- **Provided data**

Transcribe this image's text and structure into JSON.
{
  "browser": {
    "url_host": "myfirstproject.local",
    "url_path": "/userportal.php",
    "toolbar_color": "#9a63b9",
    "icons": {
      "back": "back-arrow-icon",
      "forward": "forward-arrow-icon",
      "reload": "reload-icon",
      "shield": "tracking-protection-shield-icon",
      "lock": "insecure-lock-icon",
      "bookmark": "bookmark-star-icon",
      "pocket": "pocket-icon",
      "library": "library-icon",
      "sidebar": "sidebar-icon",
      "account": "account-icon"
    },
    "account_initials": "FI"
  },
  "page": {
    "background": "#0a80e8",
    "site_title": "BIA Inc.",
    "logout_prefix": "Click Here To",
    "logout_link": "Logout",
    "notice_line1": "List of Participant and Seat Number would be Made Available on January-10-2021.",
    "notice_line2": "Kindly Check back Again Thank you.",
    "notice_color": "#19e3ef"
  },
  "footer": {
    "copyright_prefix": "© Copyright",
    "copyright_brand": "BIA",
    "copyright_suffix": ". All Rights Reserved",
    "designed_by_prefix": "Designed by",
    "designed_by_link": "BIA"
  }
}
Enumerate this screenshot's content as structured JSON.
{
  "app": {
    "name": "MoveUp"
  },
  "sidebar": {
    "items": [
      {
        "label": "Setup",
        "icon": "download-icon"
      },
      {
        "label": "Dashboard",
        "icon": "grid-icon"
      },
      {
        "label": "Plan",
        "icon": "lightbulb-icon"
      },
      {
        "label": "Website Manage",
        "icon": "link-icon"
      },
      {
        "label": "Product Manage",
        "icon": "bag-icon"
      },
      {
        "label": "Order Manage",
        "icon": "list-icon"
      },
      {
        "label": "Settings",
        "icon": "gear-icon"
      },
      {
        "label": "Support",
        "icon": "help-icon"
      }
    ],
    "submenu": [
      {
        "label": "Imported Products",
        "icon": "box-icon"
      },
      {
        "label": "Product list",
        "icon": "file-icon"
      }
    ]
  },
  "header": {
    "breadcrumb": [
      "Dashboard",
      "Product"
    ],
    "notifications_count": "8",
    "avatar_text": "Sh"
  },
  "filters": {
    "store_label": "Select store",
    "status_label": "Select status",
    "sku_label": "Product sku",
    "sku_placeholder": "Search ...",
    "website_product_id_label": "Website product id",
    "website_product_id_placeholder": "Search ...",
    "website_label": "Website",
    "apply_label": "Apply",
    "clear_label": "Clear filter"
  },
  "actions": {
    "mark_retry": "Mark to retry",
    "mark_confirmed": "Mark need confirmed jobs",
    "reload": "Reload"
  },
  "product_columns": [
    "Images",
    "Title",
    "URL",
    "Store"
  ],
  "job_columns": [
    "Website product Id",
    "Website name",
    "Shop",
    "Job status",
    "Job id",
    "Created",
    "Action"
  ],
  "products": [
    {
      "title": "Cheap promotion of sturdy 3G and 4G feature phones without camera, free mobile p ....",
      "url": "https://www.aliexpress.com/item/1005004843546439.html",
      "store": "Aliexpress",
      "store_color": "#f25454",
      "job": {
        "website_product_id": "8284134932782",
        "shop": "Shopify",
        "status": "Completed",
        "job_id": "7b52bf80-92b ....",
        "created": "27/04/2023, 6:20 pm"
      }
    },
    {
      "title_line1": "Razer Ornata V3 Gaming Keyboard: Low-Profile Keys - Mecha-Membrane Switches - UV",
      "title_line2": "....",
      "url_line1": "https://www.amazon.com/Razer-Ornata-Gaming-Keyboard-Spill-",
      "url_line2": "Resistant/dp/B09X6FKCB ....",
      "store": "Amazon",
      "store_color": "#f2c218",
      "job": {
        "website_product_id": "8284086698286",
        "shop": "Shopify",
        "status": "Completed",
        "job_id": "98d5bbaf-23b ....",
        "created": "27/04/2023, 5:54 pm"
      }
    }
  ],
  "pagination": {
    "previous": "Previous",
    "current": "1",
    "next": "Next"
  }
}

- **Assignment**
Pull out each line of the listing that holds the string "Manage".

- **Response area**
        "label": "Website Manage",
        "label": "Product Manage",
        "label": "Order Manage",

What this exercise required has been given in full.